National Archives of Australia will be on Tuesday morning released the much-awaited “court papers”, a series of more than 200 exchanges between the Queen, her personal secretary, Martin Charteris, and Sir John Kerr, the then governor general of Australia, in the critical period leading up to Kerr’s highly controversial dismissal.

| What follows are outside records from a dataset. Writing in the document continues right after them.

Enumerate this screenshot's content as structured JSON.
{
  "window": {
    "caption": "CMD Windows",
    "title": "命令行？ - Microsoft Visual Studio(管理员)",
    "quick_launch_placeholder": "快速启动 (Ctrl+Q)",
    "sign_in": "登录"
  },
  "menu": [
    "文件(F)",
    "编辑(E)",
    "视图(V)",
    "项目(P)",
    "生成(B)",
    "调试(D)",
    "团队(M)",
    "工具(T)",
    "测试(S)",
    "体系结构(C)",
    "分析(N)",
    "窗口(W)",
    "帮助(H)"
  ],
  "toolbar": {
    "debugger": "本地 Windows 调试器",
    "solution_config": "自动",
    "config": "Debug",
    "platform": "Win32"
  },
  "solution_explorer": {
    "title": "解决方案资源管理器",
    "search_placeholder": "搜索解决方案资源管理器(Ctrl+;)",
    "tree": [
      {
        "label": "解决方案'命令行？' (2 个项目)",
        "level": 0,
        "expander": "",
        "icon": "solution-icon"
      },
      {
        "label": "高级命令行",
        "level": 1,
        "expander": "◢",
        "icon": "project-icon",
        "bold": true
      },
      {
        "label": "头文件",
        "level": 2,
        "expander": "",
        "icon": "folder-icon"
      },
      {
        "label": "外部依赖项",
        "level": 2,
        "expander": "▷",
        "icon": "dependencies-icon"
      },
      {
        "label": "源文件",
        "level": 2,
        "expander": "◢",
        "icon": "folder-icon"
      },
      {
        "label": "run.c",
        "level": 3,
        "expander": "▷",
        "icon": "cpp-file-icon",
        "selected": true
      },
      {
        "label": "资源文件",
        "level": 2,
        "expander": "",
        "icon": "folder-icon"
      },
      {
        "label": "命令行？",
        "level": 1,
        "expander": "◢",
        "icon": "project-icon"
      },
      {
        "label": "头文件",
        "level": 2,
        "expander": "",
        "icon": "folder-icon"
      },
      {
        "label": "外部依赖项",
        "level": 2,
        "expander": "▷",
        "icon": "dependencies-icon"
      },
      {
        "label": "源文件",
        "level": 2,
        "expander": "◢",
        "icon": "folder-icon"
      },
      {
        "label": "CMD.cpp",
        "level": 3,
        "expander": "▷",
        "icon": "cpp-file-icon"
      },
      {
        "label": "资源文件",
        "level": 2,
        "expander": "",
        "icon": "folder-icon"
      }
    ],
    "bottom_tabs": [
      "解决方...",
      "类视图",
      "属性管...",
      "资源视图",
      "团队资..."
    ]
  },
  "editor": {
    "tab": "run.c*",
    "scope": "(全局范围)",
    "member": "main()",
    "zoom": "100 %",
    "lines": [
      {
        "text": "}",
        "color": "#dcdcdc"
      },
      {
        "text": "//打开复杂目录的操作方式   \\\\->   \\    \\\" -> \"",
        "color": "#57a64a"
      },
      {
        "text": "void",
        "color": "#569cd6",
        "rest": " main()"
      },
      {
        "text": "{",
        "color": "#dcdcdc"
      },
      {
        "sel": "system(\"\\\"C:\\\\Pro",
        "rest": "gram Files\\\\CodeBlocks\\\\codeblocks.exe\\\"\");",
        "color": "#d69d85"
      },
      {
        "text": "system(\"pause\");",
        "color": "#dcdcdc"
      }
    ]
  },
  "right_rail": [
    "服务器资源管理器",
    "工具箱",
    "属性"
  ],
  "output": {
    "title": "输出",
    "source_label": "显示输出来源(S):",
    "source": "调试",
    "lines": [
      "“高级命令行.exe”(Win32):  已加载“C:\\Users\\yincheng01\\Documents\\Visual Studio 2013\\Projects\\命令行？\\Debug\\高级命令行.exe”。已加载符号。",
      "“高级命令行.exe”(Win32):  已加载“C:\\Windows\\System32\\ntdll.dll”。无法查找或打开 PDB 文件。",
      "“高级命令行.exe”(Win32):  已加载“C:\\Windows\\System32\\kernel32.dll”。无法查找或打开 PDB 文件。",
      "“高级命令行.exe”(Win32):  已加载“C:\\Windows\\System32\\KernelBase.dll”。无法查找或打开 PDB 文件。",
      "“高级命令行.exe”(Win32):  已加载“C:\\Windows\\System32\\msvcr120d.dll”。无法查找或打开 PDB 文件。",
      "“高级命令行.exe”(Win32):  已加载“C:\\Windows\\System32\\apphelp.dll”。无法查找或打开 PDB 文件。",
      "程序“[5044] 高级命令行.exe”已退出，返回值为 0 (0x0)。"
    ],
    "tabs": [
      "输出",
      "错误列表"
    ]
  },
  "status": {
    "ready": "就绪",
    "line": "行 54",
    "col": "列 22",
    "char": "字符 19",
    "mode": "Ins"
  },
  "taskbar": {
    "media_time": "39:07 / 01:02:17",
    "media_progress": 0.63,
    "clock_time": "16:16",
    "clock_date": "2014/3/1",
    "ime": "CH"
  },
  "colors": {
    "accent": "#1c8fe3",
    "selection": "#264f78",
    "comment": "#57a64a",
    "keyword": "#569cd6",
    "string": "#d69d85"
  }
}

Gough Whitlam’s Labor government in November 1975.
Kerr moves to force Reform of Whitlam’s left-wing government from office, after conservative opposition has blocked allocation bills in the upper house of parliament, remains the most sensational moment in modern Australian politics, caused a grudge for years.
Despite the importance of the letters to Australian history, they remain hidden from the public’s view of the wrong reason that they are “private” records, and are therefore excluded from the usual 30-year access rules and under a potential Queen embargo. unlimited.
Historian Jenny Hocking’s a landmark case in the high court, after a four-year legal battle, causing the rejection of that argument and forcing the archive to reconsider its request for public access.
Speaking before the letters were released, Hocking said it was impossible to imagine they would contain anything other than “dramatic revelations”.
“We know that there are more than 1,000 pages, we know that there are more than 200 letters, they will be a series of truly dramatic revelations, it is impossible to imagine otherwise,” Hocking told the Guardian. “They will tell us how much detail Kerr gave the Queen about what he hoped to do.”
He said other records kept by Kerr – including his 1980 journal – had been already pointed for importing documents.
The sheer volume of the letters was unknown until Hocking brought the archives to court to secure their release.
“We don’t know how many letters there are except that it came out as part of a court case, that there are hundreds of these letters, there are a total of 1,200 pages in material that we will see,” Hocking told the Guardian.
“So, ownership is extraordinarily significant, I would say the most important set of documents about the sacking of the Whitlam government has been released in the last decade.”
The archives will release letters at 11:00 on Tuesday (2:00 in the UK). This release is expected to consist of six files, consisting of 212 letters, including attachments such as “newspaper clippings, reports and copies of letters relating to meetings and events attended by Sir John Kerr during his tenure as governor general”.
Whitlam’s dismissal is one of the most controversial episodes in Australian political history.
Kerr was dismissed without warning the elected government holds a clear parliamentary majority and appoints Malcolm Fraser, the Liberal leader.
Hocking believed that court papers could reveal what the Queen said, through her secretary, and whether she influenced Kerr’s actions.
“I am very happy, really, that the archive has agreed to open all the letters in full,” he said.